### Information provided
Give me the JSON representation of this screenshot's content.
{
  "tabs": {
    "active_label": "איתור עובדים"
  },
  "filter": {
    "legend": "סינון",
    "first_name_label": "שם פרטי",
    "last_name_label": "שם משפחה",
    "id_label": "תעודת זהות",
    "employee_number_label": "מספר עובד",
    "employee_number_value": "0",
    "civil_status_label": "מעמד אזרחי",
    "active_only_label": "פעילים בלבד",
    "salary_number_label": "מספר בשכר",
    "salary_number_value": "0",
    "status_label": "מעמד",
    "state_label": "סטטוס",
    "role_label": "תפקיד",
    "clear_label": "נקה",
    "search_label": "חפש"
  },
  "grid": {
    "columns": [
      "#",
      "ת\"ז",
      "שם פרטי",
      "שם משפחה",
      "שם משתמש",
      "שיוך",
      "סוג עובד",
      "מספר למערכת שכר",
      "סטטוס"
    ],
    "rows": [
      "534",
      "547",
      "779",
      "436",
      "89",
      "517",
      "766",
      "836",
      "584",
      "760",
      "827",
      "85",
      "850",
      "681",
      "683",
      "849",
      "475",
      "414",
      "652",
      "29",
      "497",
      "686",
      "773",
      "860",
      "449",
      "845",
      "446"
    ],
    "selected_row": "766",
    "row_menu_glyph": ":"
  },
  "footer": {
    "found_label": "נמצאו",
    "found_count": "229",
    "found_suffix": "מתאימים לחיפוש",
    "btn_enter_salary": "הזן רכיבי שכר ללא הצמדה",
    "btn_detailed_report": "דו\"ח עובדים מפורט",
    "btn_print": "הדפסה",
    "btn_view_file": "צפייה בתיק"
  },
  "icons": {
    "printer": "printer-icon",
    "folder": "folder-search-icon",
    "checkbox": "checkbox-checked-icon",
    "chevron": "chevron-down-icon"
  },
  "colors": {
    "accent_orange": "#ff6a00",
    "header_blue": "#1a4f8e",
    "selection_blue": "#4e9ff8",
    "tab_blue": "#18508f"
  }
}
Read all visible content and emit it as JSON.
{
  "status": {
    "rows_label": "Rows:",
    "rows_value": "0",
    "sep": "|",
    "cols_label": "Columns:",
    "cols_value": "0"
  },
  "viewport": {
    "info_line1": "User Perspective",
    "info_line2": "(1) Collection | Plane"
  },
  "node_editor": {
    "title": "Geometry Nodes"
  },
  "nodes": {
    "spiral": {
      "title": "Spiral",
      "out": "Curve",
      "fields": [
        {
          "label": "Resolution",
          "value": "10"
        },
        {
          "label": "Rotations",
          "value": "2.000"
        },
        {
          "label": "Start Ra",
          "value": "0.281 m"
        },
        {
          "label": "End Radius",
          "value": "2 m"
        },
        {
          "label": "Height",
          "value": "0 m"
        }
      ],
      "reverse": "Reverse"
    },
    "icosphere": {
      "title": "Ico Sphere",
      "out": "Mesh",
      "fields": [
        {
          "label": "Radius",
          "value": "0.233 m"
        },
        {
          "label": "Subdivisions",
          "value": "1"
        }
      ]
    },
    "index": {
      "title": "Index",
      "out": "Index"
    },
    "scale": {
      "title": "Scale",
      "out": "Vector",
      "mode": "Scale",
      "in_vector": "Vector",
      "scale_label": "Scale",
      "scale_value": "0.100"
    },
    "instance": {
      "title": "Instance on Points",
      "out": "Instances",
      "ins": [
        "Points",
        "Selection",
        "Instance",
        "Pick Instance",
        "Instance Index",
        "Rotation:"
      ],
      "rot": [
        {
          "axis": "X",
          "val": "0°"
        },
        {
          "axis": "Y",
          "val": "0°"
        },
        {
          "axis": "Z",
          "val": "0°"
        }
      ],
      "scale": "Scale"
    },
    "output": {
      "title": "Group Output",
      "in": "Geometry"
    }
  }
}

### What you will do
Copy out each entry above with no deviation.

### Task solution
Give me the JSON representation of this screenshot's content.
{
  "tabs": {
    "active_label": "איתור עובדים"
  },
  "filter": {
    "legend": "סינון",
    "first_name_label": "שם פרטי",
    "last_name_label": "שם משפחה",
    "id_label": "תעודת זהות",
    "employee_number_label": "מספר עובד",
    "employee_number_value": "0",
    "civil_status_label": "מעמד אזרחי",
    "active_only_label": "פעילים בלבד",
    "salary_number_label": "מספר בשכר",
    "salary_number_value": "0",
    "status_label": "מעמד",
    "state_label": "סטטוס",
    "role_label": "תפקיד",
    "clear_label": "נקה",
    "search_label": "חפש"
  },
  "grid": {
    "columns": [
      "#",
      "ת\"ז",
      "שם פרטי",
      "שם משפחה",
      "שם משתמש",
      "שיוך",
      "סוג עובד",
      "מספר למערכת שכר",
      "סטטוס"
    ],
    "rows": [
      "534",
      "547",
      "779",
      "436",
      "89",
      "517",
      "766",
      "836",
      "584",
      "760",
      "827",
      "85",
      "850",
      "681",
      "683",
      "849",
      "475",
      "414",
      "652",
      "29",
      "497",
      "686",
      "773",
      "860",
      "449",
      "845",
      "446"
    ],
    "selected_row": "766",
    "row_menu_glyph": ":"
  },
  "footer": {
    "found_label": "נמצאו",
    "found_count": "229",
    "found_suffix": "מתאימים לחיפוש",
    "btn_enter_salary": "הזן רכיבי שכר ללא הצמדה",
    "btn_detailed_report": "דו\"ח עובדים מפורט",
    "btn_print": "הדפסה",
    "btn_view_file": "צפייה בתיק"
  },
  "icons": {
    "printer": "printer-icon",
    "folder": "folder-search-icon",
    "checkbox": "checkbox-checked-icon",
    "chevron": "chevron-down-icon"
  },
  "colors": {
    "accent_orange": "#ff6a00",
    "header_blue": "#1a4f8e",
    "selection_blue": "#4e9ff8",
    "tab_blue": "#18508f"
  }
}
Read all visible content and emit it as JSON.
{
  "status": {
    "rows_label": "Rows:",
    "rows_value": "0",
    "sep": "|",
    "cols_label": "Columns:",
    "cols_value": "0"
  },
  "viewport": {
    "info_line1": "User Perspective",
    "info_line2": "(1) Collection | Plane"
  },
  "node_editor": {
    "title": "Geometry Nodes"
  },
  "nodes": {
    "spiral": {
      "title": "Spiral",
      "out": "Curve",
      "fields": [
        {
          "label": "Resolution",
          "value": "10"
        },
        {
          "label": "Rotations",
          "value": "2.000"
        },
        {
          "label": "Start Ra",
          "value": "0.281 m"
        },
        {
          "label": "End Radius",
          "value": "2 m"
        },
        {
          "label": "Height",
          "value": "0 m"
        }
      ],
      "reverse": "Reverse"
    },
    "icosphere": {
      "title": "Ico Sphere",
      "out": "Mesh",
      "fields": [
        {
          "label": "Radius",
          "value": "0.233 m"
        },
        {
          "label": "Subdivisions",
          "value": "1"
        }
      ]
    },
    "index": {
      "title": "Index",
      "out": "Index"
    },
    "scale": {
      "title": "Scale",
      "out": "Vector",
      "mode": "Scale",
      "in_vector": "Vector",
      "scale_label": "Scale",
      "scale_value": "0.100"
    },
    "instance": {
      "title": "Instance on Points",
      "out": "Instances",
      "ins": [
        "Points",
        "Selection",
        "Instance",
        "Pick Instance",
        "Instance Index",
        "Rotation:"
      ],
      "rot": [
        {
          "axis": "X",
          "val": "0°"
        },
        {
          "axis": "Y",
          "val": "0°"
        },
        {
          "axis": "Z",
          "val": "0°"
        }
      ],
      "scale": "Scale"
    },
    "output": {
      "title": "Group Output",
      "in": "Geometry"
    }
  }
}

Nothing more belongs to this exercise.